RECORD EXCERPTS START

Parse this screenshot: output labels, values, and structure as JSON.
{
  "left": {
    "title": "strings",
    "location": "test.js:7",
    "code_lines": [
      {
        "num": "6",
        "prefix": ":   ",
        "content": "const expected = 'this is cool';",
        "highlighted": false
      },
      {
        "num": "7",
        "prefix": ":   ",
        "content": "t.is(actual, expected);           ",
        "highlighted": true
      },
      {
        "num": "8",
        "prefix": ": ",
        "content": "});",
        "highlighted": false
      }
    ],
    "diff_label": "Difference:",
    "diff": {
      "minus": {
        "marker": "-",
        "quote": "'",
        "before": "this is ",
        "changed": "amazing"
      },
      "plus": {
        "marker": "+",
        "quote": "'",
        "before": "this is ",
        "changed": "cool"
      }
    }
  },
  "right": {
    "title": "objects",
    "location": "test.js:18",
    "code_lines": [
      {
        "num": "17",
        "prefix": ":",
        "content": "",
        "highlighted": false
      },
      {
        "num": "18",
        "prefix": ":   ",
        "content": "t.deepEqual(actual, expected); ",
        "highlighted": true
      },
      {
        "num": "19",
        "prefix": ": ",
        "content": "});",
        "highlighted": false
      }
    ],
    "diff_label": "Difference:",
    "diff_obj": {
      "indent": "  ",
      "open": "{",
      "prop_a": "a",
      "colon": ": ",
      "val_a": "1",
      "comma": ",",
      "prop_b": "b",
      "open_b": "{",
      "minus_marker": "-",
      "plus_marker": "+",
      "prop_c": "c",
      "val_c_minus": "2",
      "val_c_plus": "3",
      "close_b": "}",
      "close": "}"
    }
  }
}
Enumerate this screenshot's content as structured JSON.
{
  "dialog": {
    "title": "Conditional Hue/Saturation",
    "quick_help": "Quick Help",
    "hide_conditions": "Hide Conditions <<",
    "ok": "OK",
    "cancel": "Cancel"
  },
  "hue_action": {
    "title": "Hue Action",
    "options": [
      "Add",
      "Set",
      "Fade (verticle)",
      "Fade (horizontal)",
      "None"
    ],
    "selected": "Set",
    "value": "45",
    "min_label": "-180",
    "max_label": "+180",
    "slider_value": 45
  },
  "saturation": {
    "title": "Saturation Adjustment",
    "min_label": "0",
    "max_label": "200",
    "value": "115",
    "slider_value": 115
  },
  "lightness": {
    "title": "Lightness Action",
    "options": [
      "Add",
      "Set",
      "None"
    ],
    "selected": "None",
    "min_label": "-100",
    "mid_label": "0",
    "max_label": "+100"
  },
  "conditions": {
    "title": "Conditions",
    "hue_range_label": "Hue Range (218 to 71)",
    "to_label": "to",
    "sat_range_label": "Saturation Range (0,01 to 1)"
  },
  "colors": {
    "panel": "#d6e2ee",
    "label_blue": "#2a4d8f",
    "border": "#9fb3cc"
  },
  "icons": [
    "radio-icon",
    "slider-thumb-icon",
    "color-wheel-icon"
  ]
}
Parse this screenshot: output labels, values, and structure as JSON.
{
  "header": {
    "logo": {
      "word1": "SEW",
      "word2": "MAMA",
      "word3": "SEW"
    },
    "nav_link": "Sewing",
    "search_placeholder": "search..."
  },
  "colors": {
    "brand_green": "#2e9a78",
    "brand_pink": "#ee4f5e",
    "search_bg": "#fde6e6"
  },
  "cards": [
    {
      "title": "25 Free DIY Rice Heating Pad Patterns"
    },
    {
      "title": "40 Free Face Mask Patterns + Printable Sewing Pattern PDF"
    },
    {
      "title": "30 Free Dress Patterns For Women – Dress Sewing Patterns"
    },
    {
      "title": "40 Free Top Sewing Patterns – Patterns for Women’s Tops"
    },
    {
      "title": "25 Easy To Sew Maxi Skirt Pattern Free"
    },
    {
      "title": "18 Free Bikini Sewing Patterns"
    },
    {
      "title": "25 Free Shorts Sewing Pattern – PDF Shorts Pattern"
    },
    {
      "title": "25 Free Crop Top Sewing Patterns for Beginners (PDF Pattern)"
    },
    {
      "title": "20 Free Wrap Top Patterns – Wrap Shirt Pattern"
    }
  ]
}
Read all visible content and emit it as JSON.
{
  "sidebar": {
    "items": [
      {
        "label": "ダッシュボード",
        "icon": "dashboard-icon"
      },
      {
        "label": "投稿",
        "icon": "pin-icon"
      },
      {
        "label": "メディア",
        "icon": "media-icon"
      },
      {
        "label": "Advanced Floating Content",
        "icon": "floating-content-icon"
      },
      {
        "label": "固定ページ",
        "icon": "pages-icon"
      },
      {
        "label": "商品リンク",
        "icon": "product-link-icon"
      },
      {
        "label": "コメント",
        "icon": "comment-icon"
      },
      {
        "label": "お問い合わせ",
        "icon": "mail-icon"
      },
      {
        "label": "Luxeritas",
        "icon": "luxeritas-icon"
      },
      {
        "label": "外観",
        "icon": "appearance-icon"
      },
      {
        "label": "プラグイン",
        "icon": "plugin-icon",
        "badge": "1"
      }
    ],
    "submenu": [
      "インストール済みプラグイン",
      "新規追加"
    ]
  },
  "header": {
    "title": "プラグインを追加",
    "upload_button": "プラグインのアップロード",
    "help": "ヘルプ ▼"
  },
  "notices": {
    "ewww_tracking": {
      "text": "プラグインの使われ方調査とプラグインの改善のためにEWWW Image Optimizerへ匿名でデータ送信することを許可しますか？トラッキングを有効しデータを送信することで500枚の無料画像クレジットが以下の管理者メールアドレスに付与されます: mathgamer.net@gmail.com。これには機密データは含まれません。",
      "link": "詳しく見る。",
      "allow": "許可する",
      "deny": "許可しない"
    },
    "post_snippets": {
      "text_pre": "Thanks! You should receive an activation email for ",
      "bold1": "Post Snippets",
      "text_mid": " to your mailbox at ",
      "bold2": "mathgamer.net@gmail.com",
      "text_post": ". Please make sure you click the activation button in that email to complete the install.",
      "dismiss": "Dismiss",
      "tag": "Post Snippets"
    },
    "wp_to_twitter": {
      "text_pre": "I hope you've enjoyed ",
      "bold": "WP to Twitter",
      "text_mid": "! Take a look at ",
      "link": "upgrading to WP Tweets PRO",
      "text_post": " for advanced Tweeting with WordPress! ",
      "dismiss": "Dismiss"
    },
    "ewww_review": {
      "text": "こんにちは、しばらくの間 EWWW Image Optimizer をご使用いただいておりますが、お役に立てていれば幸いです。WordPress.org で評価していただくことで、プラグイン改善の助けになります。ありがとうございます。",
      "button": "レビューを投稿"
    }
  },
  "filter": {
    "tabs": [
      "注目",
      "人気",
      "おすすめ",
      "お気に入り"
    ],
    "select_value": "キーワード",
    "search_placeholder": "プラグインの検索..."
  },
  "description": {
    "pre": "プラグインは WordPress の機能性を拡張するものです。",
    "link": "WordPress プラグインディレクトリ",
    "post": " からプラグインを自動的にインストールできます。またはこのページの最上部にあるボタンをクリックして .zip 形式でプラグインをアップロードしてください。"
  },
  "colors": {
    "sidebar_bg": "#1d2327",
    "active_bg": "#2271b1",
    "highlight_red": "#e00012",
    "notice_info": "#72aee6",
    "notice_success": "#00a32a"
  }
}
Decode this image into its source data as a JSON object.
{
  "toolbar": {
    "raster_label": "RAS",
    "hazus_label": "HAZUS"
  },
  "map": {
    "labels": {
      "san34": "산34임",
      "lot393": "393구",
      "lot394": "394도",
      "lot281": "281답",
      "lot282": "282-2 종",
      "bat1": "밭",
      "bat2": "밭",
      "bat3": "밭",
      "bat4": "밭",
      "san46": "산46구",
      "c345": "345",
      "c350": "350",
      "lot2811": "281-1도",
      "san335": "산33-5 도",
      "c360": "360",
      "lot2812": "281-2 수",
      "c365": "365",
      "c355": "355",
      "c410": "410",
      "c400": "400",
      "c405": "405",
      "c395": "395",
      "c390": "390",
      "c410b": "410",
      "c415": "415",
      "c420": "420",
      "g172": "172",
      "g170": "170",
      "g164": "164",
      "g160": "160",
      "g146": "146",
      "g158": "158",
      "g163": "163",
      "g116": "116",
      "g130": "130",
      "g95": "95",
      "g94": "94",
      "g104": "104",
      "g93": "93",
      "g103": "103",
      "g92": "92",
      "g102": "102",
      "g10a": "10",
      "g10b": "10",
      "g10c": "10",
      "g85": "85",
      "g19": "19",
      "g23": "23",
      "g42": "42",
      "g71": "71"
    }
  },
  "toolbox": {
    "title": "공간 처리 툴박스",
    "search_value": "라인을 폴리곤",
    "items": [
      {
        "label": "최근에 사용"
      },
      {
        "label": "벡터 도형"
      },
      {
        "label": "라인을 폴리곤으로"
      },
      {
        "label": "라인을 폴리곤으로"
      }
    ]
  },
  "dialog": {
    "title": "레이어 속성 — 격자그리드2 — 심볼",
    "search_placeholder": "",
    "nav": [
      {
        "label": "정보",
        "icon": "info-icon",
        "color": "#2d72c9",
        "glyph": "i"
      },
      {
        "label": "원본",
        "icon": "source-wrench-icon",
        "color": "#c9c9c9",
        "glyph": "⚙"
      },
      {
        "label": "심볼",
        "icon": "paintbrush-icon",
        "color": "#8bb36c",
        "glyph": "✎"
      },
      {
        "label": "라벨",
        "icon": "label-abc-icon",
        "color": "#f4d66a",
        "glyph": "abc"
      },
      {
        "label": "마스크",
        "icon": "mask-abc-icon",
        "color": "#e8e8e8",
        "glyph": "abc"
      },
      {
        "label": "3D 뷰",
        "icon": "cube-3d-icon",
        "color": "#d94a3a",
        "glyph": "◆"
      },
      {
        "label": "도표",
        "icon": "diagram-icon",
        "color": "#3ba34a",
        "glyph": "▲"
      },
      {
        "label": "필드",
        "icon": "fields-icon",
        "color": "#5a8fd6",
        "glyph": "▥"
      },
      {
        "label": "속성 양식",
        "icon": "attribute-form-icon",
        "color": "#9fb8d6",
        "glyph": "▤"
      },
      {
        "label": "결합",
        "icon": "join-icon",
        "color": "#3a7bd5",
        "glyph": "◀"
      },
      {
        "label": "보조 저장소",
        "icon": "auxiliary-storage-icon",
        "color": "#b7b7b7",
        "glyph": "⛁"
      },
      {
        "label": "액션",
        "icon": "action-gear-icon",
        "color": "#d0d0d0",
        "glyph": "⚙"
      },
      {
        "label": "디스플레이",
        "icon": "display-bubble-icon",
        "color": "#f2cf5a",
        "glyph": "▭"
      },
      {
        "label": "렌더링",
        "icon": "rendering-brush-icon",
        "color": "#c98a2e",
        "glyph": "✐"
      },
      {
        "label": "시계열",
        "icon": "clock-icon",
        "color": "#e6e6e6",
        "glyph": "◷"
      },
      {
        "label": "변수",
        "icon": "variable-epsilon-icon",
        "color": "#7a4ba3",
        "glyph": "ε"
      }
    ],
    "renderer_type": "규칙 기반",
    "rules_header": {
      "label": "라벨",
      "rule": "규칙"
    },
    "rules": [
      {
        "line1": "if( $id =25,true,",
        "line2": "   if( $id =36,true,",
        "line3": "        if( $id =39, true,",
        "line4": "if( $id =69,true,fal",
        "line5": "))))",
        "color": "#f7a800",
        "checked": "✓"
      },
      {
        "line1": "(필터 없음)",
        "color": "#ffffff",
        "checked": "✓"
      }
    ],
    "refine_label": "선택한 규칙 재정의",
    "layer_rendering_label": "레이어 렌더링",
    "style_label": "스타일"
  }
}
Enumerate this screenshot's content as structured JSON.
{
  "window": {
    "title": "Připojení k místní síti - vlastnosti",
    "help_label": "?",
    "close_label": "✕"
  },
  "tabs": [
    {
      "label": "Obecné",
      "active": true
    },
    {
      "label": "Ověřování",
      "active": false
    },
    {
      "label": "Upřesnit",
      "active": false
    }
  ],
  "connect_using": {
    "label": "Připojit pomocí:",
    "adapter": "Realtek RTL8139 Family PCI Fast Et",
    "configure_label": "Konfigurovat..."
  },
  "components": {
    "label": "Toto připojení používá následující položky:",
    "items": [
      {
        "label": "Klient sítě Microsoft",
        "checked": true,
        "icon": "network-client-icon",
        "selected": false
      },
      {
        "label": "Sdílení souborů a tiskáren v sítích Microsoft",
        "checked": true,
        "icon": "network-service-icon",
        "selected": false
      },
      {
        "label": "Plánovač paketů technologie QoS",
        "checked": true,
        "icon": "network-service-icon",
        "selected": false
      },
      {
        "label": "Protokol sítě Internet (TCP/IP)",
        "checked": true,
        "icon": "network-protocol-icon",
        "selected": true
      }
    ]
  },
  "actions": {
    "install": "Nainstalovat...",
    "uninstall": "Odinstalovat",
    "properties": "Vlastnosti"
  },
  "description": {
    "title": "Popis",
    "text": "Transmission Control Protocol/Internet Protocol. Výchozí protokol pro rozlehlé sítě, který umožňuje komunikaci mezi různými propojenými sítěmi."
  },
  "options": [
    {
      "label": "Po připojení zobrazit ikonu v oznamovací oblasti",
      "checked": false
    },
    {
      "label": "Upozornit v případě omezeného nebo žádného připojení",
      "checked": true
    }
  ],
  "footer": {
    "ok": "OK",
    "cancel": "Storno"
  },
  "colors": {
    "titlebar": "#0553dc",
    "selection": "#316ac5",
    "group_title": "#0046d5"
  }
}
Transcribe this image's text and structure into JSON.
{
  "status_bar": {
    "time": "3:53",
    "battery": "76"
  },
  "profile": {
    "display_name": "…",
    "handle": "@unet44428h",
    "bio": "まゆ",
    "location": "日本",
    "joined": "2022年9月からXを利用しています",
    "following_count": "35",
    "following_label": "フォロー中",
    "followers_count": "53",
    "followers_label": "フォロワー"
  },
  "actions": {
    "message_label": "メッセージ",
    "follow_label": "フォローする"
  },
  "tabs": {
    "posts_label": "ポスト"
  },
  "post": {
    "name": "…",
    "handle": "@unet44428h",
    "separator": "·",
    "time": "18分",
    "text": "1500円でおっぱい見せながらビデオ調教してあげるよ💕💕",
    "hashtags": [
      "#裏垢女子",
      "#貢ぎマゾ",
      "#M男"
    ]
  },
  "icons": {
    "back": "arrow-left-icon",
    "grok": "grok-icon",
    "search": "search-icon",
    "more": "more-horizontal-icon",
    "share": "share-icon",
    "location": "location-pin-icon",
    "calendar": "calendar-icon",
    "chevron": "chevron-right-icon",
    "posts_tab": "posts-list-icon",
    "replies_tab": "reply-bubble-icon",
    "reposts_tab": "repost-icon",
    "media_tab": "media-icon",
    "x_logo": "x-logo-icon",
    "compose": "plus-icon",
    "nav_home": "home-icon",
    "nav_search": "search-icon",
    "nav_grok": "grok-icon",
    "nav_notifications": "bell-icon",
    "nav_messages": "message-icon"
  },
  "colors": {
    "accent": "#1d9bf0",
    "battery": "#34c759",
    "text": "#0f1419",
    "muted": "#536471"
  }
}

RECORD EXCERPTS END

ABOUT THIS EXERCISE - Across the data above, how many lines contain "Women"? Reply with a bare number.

OUTPUT OF THE EXERCISE - 2